Nov. 2005 - The FBI collected detailed data on political activities and Web postings of suspected members of a tiny environmentalist commune in southern California two years ago as part of a high-profile counterterrorism probe, bureau records show. Facing further new disclosures about the matter, the bureau last week agreed to settle a lawsuit and to pay $100,000 to Josh Connole, a 27-year-old ex-commune member who had been arrested—and later released—on suspicions he was one of the eco-terrorists who had firebombed SUV dealerships in the summer of 2003. But the bureau's rare concession of error, expected to be publicly announced soon, could bring new attention to what civil-liberties groups say is a disturbing trend: the stepped-up monitoring of domestic political activity by FBI counter-terror agents.
Connole, an anti-Iraq-war protester, had been living in a Pomona, Calif., vegan commune when a Joint Terrorism Task Force (JTTF) targeted him after arson attacks on four nearby Hummer dealers—acts blamed on the shadowy Earth Liberation Front (ELF), which the bureau considers a domestic terror group. The case was considered serious enough that Director Robert Mueller briefed President Bush. After concluding Connole looked like a lanky, goateed suspect caught on surveillance tape, agents arrested him at gunpoint on Sept. 12, 2003, then raided the commune. After being interrogated and held for four days, he was released. Another suspect with no connection to the commune was later arrested and convicted.
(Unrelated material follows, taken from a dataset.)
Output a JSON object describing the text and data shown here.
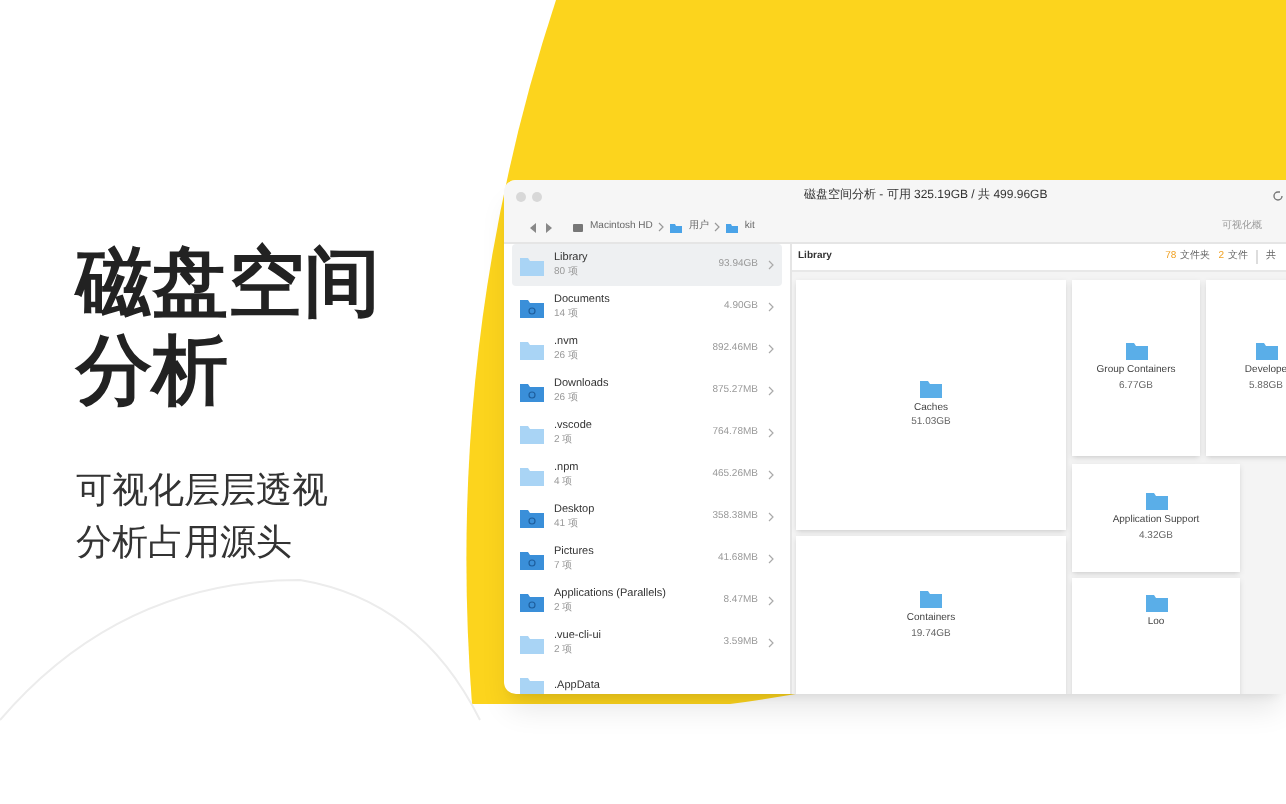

In their wrongful-arrest lawsuit, Connole's lawyers demanded to know why the FBI looked at Connole in the first place. Court documents show agents were initially tipped off by a neighbor to "suspicious" activity at the commune the night of the attacks. (In fact, says Connole, members were simply helping one of the residents move out.) Agents placed the commune under surveillance and developed a political profile of the residents, discovering the owner of the house and his father "have posted statements on websites opposing the use of fossil fuels," one doc reads. Another says the owner had ties to a local chapter of Food Not Bombs, an "anarcho-vegan food distribution group." Among activities flagged in bureau docs: the father of the owner had conducted a "one man' daily protest" outside a Toyota office, was interviewed for an article called "Dude, Where's my Electric Car!?" and posted info on a Web site announcing "Stop Norway Whaling!" Critics say such info has been increasingly collected by agents since the then Attorney General John Ashcroft relaxed FBI guidelines in 2002. "How does advocacy of electric cars become the basis for suspicion?" asks Bill Paparian, Connole's lawyer. Bureau officials say they collect such info only when there might be ties to violence or terrorism. A spokesman declined to comment on Connole's case, saying that because no settlement has been entered into the court record, it remains "a pending legal matter."